When a team of fire fighters responds to a call, there is usually a dangerous situation at hand. Upon reaching the scene it is critical for these first responders to immediately get to work in order to keep the people in these situations safe. When encountering a person with an autism spectrum disorder, the fire fighters may need to adjust their emergency response accordingly.

In situations where the person may be at risk, it is vital that the fire fighters be able to identify certain signs that may indicate that the person has autism. The proper training and knowledge of autism will help the fire fighters to deal with the emergency in the most successful way. With the correct information and preparation regarding autism spectrum disorders, these fire fighters will be more equipped to rescue them and ensure their safety.

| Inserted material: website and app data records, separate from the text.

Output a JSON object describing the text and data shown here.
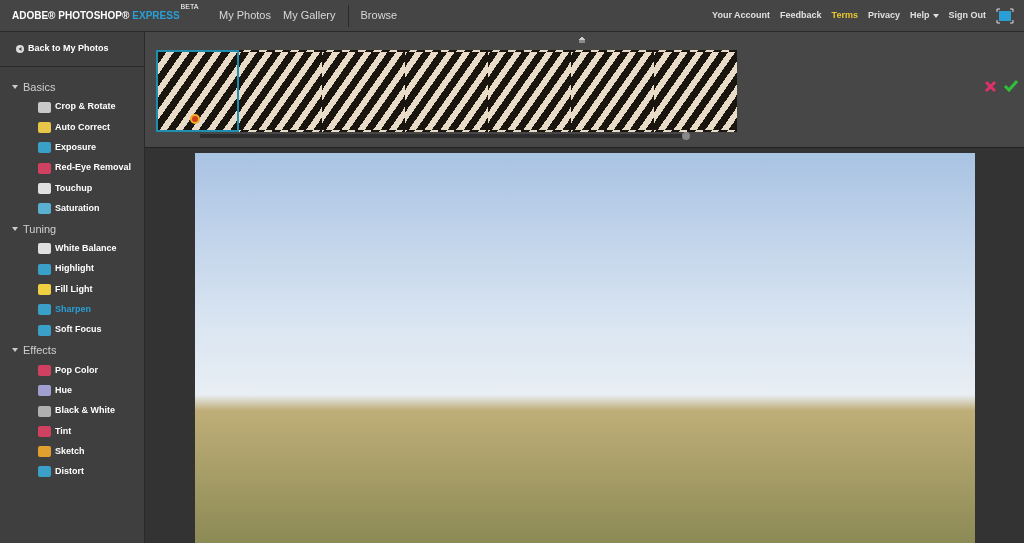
{
  "brand": {
    "name": "ADOBE® PHOTOSHOP®",
    "product": "EXPRESS",
    "badge": "BETA"
  },
  "nav": [
    {
      "label": "My Photos"
    },
    {
      "label": "My Gallery"
    },
    {
      "label": "Browse"
    }
  ],
  "account_links": [
    {
      "label": "Your Account",
      "selected": false
    },
    {
      "label": "Feedback",
      "selected": false
    },
    {
      "label": "Terms",
      "selected": true
    },
    {
      "label": "Privacy",
      "selected": false
    },
    {
      "label": "Help",
      "selected": false,
      "kind": "menu"
    },
    {
      "label": "Sign Out",
      "selected": false
    }
  ],
  "back_link": "Back to My Photos",
  "sidebar": [
    {
      "title": "Basics",
      "expanded": true,
      "children": [
        {
          "label": "Crop & Rotate",
          "selected": false
        },
        {
          "label": "Auto Correct",
          "selected": false
        },
        {
          "label": "Exposure",
          "selected": false
        },
        {
          "label": "Red-Eye Removal",
          "selected": false
        },
        {
          "label": "Touchup",
          "selected": false
        },
        {
          "label": "Saturation",
          "selected": false
        }
      ]
    },
    {
      "title": "Tuning",
      "expanded": true,
      "children": [
        {
          "label": "White Balance",
          "selected": false
        },
        {
          "label": "Highlight",
          "selected": false
        },
        {
          "label": "Fill Light",
          "selected": false
        },
        {
          "label": "Sharpen",
          "selected": true
        },
        {
          "label": "Soft Focus",
          "selected": false
        }
      ]
    },
    {
      "title": "Effects",
      "expanded": true,
      "children": [
        {
          "label": "Pop Color",
          "selected": false
        },
        {
          "label": "Hue",
          "selected": false
        },
        {
          "label": "Black & White",
          "selected": false
        },
        {
          "label": "Tint",
          "selected": false
        },
        {
          "label": "Sketch",
          "selected": false
        },
        {
          "label": "Distort",
          "selected": false
        }
      ]
    }
  ],
  "variations": [
    {
      "selected": true
    },
    {
      "selected": false
    },
    {
      "selected": false
    },
    {
      "selected": false
    },
    {
      "selected": false
    },
    {
      "selected": false
    },
    {
      "selected": false
    }
  ]
}
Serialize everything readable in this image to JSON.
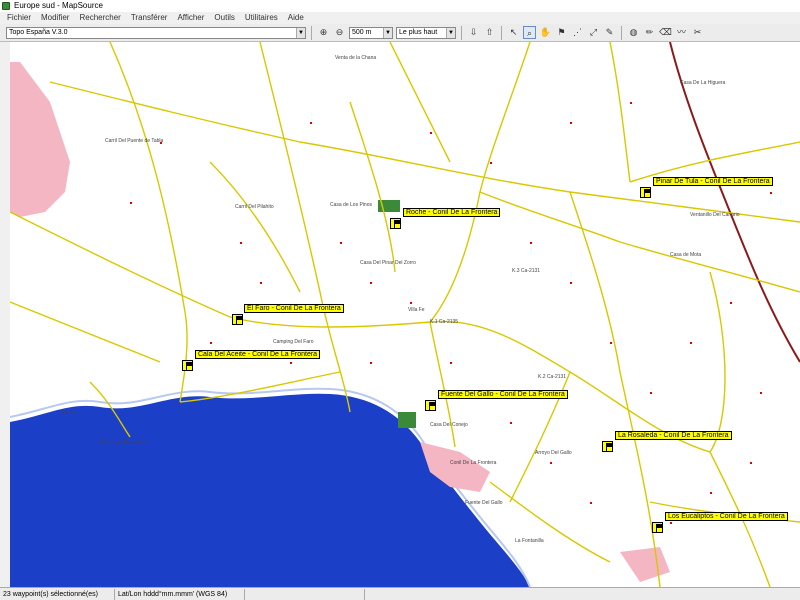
{
  "window": {
    "title": "Europe sud - MapSource"
  },
  "menu": [
    "Fichier",
    "Modifier",
    "Rechercher",
    "Transférer",
    "Afficher",
    "Outils",
    "Utilitaires",
    "Aide"
  ],
  "toolbar": {
    "product": "Topo España V.3.0",
    "zoom": "500 m",
    "detail": "Le plus haut",
    "icons": [
      "zoom-in-icon",
      "zoom-out-icon",
      "receive-device-icon",
      "send-device-icon",
      "select-tool-icon",
      "zoom-tool-icon",
      "hand-tool-icon",
      "waypoint-tool-icon",
      "route-tool-icon",
      "distance-tool-icon",
      "track-tool-icon",
      "google-earth-icon"
    ]
  },
  "map": {
    "waypoints": [
      {
        "name": "Roche - Conil De La Frontera"
      },
      {
        "name": "Pinar De Tula - Conil De La Frontera"
      },
      {
        "name": "El Faro - Conil De La Frontera"
      },
      {
        "name": "Cala Del Aceite - Conil De La Frontera"
      },
      {
        "name": "Fuente Del Gallo - Conil De La Frontera"
      },
      {
        "name": "La Rosaleda - Conil De La Frontera"
      },
      {
        "name": "Los Eucaliptos - Conil De La Frontera"
      }
    ],
    "labels": [
      "Carril Del Puente de Tabla",
      "Carril Del Pilahito",
      "Casa Del Pinar Del Zorro",
      "Roche",
      "Puerto de Almadraba",
      "Camping Del Faro",
      "Conil De La Frontera",
      "Fuente Del Gallo",
      "La Fontanilla",
      "Casa de Los Pinos",
      "Venta de la Chana",
      "Casa de Mota",
      "Ventanillo Del Canario",
      "K.1 Ca-2135",
      "K.3 Ca-2131",
      "K.2 Ca-2131",
      "Arroyo Del Gallo",
      "Villa Fe",
      "Casa Del Conejo",
      "Casa De La Higuera"
    ]
  },
  "status": {
    "selection": "23 waypoint(s) sélectionné(es)",
    "position": "Lat/Lon hddd°mm.mmm' (WGS 84)"
  },
  "colors": {
    "road": "#d8c800",
    "waypoint_fill": "#ffff00",
    "urban": "#f4b6c2",
    "sea": "#1c3fc8",
    "railway": "#8b1a1a",
    "poi": "#e00000"
  }
}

Quick facts for fire fighters

  • People with autism can't be identified by appearance. They look the same as anyone else. They're identified by their behavior.
  • Some people with autism do not have a typical range of sensations and may not feel the cold, heat, or pain in a typical manner. In fact they may fail to acknowledge pain in spite of significant pathology being present. They may show an unusual pain response that could include laughter, humming, singing and removing of clothing.
  • Speak in short clear phrases “Get in.” “Sit Down.” “Wait here.” An people with autism may take longer to respond to directives, and that can be because they don't understand what's being demanded of them, or even just because they're scared, they may not be able to process the language and understand a directive when fearful.
  • When restraint is necessary during fire emergency, be aware that many people with autism may have a poorly developed upper trunk area. Positional asphyxiation could occur if steps are not taken to prevent it: frequent change of position, not keeping them face down. People with autism may continue to resist restraint during a fire emergency.
  • Adults with autism are just as likely to hide, like children, in a fire situation. Closets, under bed and behind furniture checks need to be done during search and rescue.
  • People with autism are a wandering or bolt risk after rescue. Firefighter must stay with the person with autism or hand off to another caregiver.

Cannata, W. (2007). Autism 101 for Fire and Rescue, from SPEAK website:

Resources for fire fighters